What is needed
Your answer should consist of each line below that contains the string "НАСТРОЙКИ".

Data provided below:

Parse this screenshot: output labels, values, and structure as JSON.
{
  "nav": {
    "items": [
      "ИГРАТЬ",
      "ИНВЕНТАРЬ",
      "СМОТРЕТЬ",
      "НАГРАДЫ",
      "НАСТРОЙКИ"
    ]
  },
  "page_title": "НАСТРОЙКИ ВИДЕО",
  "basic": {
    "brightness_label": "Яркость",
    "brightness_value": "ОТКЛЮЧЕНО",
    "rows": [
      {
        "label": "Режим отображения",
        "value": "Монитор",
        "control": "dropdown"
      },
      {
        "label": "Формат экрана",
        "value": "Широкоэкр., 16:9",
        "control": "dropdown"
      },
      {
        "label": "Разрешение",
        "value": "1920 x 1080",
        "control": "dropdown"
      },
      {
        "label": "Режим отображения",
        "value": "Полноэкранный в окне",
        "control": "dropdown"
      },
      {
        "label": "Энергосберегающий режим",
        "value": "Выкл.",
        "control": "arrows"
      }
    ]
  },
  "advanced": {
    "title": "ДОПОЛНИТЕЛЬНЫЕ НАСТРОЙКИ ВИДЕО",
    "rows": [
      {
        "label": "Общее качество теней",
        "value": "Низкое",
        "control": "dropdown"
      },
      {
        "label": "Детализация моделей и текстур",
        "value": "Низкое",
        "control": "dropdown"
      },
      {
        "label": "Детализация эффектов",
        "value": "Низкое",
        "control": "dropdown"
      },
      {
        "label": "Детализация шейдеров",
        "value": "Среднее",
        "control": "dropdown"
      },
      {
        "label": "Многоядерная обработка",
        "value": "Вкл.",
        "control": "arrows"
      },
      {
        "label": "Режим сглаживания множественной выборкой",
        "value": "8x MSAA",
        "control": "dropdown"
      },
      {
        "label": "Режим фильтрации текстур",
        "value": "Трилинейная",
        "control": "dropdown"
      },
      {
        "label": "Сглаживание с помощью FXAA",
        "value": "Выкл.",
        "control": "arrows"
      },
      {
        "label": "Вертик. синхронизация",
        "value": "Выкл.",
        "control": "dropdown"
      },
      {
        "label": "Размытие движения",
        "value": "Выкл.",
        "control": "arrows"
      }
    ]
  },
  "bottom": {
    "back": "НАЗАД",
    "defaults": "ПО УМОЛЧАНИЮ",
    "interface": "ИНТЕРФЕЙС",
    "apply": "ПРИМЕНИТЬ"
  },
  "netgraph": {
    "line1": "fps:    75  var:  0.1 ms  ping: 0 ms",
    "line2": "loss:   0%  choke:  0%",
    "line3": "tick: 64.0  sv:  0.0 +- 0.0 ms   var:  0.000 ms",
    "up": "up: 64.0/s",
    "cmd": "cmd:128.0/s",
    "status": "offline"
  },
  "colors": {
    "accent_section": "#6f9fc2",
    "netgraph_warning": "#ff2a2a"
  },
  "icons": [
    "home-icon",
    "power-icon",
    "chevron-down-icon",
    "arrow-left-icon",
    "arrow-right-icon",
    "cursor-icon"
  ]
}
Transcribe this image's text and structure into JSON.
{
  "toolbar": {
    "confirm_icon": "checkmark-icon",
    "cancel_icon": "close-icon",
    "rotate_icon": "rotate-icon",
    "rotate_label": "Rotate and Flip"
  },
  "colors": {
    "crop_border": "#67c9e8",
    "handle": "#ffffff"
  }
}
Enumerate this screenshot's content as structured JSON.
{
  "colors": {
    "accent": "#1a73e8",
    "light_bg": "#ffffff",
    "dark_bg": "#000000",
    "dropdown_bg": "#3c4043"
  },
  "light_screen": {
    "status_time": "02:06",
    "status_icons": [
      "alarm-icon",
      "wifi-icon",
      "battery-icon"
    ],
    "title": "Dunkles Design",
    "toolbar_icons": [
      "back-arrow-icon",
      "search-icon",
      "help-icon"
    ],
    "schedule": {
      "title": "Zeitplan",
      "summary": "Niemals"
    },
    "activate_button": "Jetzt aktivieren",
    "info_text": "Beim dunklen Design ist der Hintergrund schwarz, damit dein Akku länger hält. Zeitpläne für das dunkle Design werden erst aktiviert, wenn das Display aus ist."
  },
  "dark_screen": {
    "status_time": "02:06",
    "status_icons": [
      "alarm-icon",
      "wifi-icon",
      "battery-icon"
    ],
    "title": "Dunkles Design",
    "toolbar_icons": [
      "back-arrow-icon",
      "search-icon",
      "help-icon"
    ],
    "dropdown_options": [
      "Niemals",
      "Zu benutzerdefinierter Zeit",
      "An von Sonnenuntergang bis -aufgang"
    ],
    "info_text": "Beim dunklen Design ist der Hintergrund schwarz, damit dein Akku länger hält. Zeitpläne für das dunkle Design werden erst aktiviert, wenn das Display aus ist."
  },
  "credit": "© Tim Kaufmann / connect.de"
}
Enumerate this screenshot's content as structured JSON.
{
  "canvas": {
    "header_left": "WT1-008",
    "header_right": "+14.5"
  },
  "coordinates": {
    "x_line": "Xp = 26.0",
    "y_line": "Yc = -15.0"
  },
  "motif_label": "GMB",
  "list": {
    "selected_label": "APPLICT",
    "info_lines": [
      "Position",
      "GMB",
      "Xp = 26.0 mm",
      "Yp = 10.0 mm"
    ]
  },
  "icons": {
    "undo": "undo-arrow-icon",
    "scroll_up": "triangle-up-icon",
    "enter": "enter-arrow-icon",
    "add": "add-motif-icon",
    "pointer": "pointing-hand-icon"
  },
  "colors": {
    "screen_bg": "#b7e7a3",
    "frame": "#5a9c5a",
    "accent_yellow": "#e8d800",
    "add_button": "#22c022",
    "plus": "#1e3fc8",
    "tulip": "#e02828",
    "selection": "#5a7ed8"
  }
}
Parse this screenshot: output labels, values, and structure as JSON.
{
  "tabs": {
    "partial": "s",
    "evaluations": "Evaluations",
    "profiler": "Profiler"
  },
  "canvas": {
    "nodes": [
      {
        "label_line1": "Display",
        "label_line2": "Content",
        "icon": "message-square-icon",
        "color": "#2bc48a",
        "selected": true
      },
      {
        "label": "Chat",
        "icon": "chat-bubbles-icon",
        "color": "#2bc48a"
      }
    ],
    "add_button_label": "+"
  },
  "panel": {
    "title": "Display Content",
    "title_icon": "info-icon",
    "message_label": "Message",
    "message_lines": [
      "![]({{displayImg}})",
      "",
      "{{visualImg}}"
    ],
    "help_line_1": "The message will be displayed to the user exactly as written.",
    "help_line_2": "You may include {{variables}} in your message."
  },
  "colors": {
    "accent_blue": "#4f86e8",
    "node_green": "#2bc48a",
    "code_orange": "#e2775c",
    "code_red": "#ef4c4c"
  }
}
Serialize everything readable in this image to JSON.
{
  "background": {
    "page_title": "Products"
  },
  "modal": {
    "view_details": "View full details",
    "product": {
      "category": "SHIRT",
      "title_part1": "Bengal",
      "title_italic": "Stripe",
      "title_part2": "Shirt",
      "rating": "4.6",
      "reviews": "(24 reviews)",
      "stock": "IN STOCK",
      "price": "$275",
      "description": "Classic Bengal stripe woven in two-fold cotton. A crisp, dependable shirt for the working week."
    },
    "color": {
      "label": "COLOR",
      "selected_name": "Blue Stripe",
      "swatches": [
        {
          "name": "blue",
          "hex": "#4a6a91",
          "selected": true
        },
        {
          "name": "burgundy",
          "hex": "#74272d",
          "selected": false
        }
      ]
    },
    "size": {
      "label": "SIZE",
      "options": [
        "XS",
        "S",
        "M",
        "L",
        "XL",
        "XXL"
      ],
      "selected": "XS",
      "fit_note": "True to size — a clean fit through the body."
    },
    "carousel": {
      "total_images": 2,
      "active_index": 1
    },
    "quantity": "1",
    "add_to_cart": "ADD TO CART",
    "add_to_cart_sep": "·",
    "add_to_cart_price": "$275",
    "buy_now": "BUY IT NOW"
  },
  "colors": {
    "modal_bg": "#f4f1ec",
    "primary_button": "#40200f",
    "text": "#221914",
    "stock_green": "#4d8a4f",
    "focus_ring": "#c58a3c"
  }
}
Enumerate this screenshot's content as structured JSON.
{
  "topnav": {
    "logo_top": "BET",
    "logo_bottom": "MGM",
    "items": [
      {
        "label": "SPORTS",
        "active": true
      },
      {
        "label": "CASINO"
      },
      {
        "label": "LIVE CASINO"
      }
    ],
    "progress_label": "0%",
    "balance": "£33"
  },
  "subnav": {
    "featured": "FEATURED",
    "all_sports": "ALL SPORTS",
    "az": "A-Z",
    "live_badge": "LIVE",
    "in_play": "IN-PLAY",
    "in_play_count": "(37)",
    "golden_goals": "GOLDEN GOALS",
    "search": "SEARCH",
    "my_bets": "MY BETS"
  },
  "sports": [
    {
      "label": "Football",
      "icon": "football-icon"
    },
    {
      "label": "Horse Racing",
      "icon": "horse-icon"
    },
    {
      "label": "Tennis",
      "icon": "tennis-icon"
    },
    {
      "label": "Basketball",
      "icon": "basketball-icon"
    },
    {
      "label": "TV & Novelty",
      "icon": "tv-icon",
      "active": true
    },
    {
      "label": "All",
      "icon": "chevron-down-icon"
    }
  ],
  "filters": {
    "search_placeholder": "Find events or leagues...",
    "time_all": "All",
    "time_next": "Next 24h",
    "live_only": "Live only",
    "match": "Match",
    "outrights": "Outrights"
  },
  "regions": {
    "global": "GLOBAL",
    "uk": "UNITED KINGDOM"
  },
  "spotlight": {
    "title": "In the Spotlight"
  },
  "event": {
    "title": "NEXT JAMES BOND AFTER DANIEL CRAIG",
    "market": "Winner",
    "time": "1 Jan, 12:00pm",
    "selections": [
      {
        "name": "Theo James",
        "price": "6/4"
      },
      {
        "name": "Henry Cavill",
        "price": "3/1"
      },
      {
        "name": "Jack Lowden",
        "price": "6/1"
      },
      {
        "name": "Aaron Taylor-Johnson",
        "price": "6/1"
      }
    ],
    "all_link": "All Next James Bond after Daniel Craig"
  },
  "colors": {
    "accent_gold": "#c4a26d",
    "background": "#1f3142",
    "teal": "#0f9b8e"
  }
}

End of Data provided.

Task output
      "НАСТРОЙКИ"
  "page_title": "НАСТРОЙКИ ВИДЕО",
    "title": "ДОПОЛНИТЕЛЬНЫЕ НАСТРОЙКИ ВИДЕО",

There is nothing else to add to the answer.